### Problem to solve
Go through each line of the records below and count those with the word "Alarm". Give only the count.

Data about app and page elements:
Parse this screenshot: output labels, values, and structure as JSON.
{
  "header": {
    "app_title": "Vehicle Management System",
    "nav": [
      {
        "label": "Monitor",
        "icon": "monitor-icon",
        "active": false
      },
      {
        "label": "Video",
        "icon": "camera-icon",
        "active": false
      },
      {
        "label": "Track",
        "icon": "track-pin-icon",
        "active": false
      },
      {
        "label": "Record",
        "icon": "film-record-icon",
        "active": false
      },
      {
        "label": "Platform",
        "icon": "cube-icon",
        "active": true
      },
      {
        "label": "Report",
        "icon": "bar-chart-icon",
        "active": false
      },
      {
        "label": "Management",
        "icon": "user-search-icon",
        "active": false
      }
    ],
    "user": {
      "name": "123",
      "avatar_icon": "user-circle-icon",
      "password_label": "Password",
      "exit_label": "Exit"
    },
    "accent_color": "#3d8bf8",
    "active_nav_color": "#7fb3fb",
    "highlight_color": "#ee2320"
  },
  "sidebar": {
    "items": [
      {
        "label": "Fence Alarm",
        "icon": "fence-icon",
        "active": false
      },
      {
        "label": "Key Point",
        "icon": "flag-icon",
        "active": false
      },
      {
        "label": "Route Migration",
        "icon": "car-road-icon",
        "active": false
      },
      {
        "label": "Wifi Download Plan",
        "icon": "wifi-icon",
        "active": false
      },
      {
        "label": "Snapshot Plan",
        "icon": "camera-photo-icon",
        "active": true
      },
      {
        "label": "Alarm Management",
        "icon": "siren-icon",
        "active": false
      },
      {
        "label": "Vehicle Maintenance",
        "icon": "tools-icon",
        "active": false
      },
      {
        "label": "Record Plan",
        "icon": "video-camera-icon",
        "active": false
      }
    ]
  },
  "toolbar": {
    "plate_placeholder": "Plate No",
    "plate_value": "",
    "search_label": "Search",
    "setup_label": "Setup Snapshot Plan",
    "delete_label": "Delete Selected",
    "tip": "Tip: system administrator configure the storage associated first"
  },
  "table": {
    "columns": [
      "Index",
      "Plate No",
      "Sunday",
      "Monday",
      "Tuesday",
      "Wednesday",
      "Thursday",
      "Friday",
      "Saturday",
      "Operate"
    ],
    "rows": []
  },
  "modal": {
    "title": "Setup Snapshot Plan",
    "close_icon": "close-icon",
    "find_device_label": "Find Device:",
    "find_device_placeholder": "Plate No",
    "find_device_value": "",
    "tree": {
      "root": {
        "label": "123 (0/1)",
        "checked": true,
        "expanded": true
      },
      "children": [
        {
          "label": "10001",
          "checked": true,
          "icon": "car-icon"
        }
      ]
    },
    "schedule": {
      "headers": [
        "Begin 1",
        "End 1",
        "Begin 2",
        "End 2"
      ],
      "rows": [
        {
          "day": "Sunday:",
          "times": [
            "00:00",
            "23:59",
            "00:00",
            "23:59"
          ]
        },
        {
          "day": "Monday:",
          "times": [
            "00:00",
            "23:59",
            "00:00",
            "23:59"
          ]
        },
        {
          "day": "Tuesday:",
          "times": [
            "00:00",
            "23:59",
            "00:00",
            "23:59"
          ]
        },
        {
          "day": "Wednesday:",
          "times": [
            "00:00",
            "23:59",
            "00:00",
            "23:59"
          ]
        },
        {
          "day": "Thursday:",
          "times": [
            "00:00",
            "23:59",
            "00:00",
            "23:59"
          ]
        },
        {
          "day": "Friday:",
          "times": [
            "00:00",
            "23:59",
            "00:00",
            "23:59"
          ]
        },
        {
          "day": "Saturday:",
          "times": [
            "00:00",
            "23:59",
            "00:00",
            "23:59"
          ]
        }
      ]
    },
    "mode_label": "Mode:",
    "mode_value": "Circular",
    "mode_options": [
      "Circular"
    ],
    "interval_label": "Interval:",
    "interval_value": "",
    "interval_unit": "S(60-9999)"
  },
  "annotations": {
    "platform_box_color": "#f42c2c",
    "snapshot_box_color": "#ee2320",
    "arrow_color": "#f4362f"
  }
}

### Result for this exercise
2